Obviously, it would be like watching paint dry if all Sam did was hit the books, so fans have speculated his time in Oldtown will result in some kind of monumental discovery. While many believe (and we do, too) that said discovery will be something related to the manufacture of Valyrian Steel or Dragonglass (two things the White Walkers are known to be vulnerable to) on a massive scale, it’s possible he could stumble upon something else, as well. The page Gilly is reading in the photo above speaks of neither weapon, but instead of the infamous Prince That Was Promised prophecy that Melisandre fervently believed referred to the late Stannis Baratheon:

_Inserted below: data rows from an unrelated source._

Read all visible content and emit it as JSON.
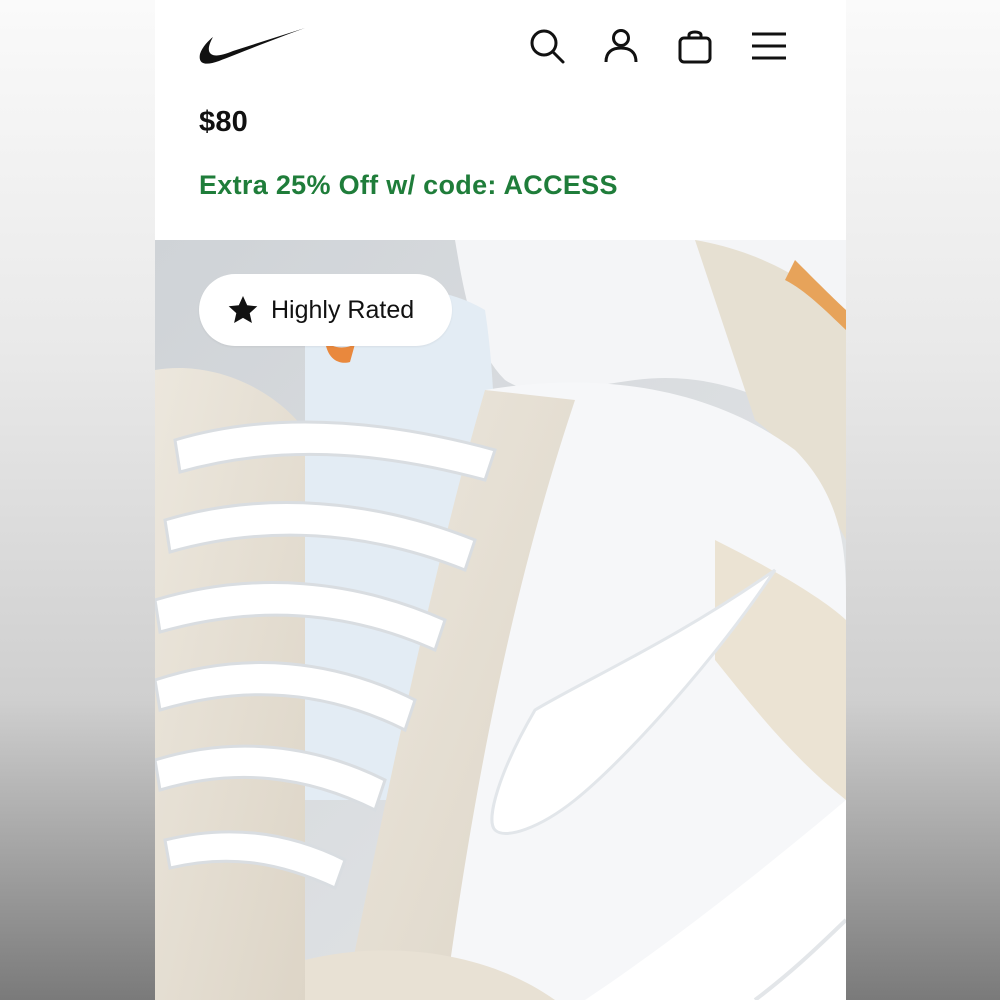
{
  "header": {
    "logo_icon": "nike-swoosh-logo",
    "icons": [
      "search-icon",
      "account-icon",
      "bag-icon",
      "menu-icon"
    ]
  },
  "product": {
    "price": "$80",
    "promo_text": "Extra 25% Off w/ code: ACCESS",
    "badge_label": "Highly Rated",
    "badge_icon": "star-icon"
  },
  "colors": {
    "promo_green": "#1f7d3a",
    "text": "#111111",
    "image_background": "#d7dbdf"
  }
}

It is also written that there are annals in Asshai of such a darkness, and of a hero who fought against it with a red sword. His deeds are said to have been performed before the rise of Valyria, in the earliest age when Old Ghis was first forming its empire. This legend has spread west from Asshai, and the followers of R’hllor claim that this hero was named Azor Ahai, and prophesy his return. In the Jade Compendium, Colloquo Votar recounts a curious legend from Yi Ti, which states that the sun hid its face from the earth for a lifetime, ashamed at something none could discover, and that disaster was averted only by the deeds of a woman with a monkey’s tail.
No word on the woman with a monkey’s tail, but it’s looking more and more like Jon is suiting up to be this prince everyone’s so excited about. If Gilly’s reading about it, it’s probably not a coincidence. We’re not going to speculate how any information regarding Jon’s birth got into the Citadel (it could be that Howland Reed decided a record should be made regardless of Ned’s feelings or maybe the two midwives told their tale and the story got around), but the facts remain that Jon’s parentage remains relatively useless knowledge until it can be somehow verified and there are presumably more people than just Bran around that could do it.
What do you think? Could knowledge of Jon’s scandalous genealogy have made it into the Citadel’s library or are we seriously reaching? Let us know in the comments!
Game of Thrones premieres THIS SUNDAY, June 16th at 9 pm on HBO. Check out the latest trailer below!